== Data extracts

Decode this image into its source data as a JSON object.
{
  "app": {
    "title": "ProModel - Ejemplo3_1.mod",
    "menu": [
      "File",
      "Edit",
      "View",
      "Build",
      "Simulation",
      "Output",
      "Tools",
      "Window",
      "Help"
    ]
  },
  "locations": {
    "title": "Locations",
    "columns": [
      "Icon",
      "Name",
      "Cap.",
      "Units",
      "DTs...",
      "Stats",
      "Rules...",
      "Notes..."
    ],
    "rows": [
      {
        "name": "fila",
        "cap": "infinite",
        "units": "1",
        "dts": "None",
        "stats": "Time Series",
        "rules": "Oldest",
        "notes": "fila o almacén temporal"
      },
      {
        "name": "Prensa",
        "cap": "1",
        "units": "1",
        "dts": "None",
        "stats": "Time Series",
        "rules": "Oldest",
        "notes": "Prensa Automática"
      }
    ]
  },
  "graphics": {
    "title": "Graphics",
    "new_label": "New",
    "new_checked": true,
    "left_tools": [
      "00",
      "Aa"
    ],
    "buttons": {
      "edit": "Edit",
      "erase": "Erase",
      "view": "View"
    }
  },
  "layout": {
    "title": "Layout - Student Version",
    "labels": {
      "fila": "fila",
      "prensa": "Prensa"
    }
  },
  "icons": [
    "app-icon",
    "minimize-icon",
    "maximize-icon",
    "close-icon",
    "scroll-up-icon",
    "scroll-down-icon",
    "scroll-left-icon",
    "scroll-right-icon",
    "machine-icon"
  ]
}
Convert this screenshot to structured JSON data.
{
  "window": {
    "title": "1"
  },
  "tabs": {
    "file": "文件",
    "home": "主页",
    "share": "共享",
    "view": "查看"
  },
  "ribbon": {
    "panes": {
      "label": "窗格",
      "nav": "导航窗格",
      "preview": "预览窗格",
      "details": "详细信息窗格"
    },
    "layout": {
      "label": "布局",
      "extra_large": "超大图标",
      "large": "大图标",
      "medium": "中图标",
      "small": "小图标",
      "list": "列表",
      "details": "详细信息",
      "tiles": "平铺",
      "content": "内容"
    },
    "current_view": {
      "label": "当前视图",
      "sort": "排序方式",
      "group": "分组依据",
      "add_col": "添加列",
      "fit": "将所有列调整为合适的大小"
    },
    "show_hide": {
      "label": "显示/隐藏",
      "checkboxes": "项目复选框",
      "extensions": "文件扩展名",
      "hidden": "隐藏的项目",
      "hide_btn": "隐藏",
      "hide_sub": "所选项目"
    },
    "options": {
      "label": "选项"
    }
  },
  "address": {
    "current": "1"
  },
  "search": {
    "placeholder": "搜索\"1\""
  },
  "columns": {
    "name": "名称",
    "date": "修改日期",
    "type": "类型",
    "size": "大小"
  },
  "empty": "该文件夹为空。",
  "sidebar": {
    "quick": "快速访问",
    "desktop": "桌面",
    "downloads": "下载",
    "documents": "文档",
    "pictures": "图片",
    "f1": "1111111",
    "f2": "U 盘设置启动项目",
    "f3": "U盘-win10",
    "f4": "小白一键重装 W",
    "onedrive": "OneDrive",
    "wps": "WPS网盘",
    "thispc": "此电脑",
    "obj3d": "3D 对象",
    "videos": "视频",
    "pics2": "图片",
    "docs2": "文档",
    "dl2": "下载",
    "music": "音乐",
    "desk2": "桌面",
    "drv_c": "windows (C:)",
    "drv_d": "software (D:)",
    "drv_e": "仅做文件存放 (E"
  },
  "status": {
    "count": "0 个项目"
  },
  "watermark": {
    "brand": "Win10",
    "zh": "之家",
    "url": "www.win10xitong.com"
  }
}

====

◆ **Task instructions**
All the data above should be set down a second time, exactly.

◆ **Exercise solution**
Decode this image into its source data as a JSON object.
{
  "app": {
    "title": "ProModel - Ejemplo3_1.mod",
    "menu": [
      "File",
      "Edit",
      "View",
      "Build",
      "Simulation",
      "Output",
      "Tools",
      "Window",
      "Help"
    ]
  },
  "locations": {
    "title": "Locations",
    "columns": [
      "Icon",
      "Name",
      "Cap.",
      "Units",
      "DTs...",
      "Stats",
      "Rules...",
      "Notes..."
    ],
    "rows": [
      {
        "name": "fila",
        "cap": "infinite",
        "units": "1",
        "dts": "None",
        "stats": "Time Series",
        "rules": "Oldest",
        "notes": "fila o almacén temporal"
      },
      {
        "name": "Prensa",
        "cap": "1",
        "units": "1",
        "dts": "None",
        "stats": "Time Series",
        "rules": "Oldest",
        "notes": "Prensa Automática"
      }
    ]
  },
  "graphics": {
    "title": "Graphics",
    "new_label": "New",
    "new_checked": true,
    "left_tools": [
      "00",
      "Aa"
    ],
    "buttons": {
      "edit": "Edit",
      "erase": "Erase",
      "view": "View"
    }
  },
  "layout": {
    "title": "Layout - Student Version",
    "labels": {
      "fila": "fila",
      "prensa": "Prensa"
    }
  },
  "icons": [
    "app-icon",
    "minimize-icon",
    "maximize-icon",
    "close-icon",
    "scroll-up-icon",
    "scroll-down-icon",
    "scroll-left-icon",
    "scroll-right-icon",
    "machine-icon"
  ]
}
Convert this screenshot to structured JSON data.
{
  "window": {
    "title": "1"
  },
  "tabs": {
    "file": "文件",
    "home": "主页",
    "share": "共享",
    "view": "查看"
  },
  "ribbon": {
    "panes": {
      "label": "窗格",
      "nav": "导航窗格",
      "preview": "预览窗格",
      "details": "详细信息窗格"
    },
    "layout": {
      "label": "布局",
      "extra_large": "超大图标",
      "large": "大图标",
      "medium": "中图标",
      "small": "小图标",
      "list": "列表",
      "details": "详细信息",
      "tiles": "平铺",
      "content": "内容"
    },
    "current_view": {
      "label": "当前视图",
      "sort": "排序方式",
      "group": "分组依据",
      "add_col": "添加列",
      "fit": "将所有列调整为合适的大小"
    },
    "show_hide": {
      "label": "显示/隐藏",
      "checkboxes": "项目复选框",
      "extensions": "文件扩展名",
      "hidden": "隐藏的项目",
      "hide_btn": "隐藏",
      "hide_sub": "所选项目"
    },
    "options": {
      "label": "选项"
    }
  },
  "address": {
    "current": "1"
  },
  "search": {
    "placeholder": "搜索\"1\""
  },
  "columns": {
    "name": "名称",
    "date": "修改日期",
    "type": "类型",
    "size": "大小"
  },
  "empty": "该文件夹为空。",
  "sidebar": {
    "quick": "快速访问",
    "desktop": "桌面",
    "downloads": "下载",
    "documents": "文档",
    "pictures": "图片",
    "f1": "1111111",
    "f2": "U 盘设置启动项目",
    "f3": "U盘-win10",
    "f4": "小白一键重装 W",
    "onedrive": "OneDrive",
    "wps": "WPS网盘",
    "thispc": "此电脑",
    "obj3d": "3D 对象",
    "videos": "视频",
    "pics2": "图片",
    "docs2": "文档",
    "dl2": "下载",
    "music": "音乐",
    "desk2": "桌面",
    "drv_c": "windows (C:)",
    "drv_d": "software (D:)",
    "drv_e": "仅做文件存放 (E"
  },
  "status": {
    "count": "0 个项目"
  },
  "watermark": {
    "brand": "Win10",
    "zh": "之家",
    "url": "www.win10xitong.com"
  }
}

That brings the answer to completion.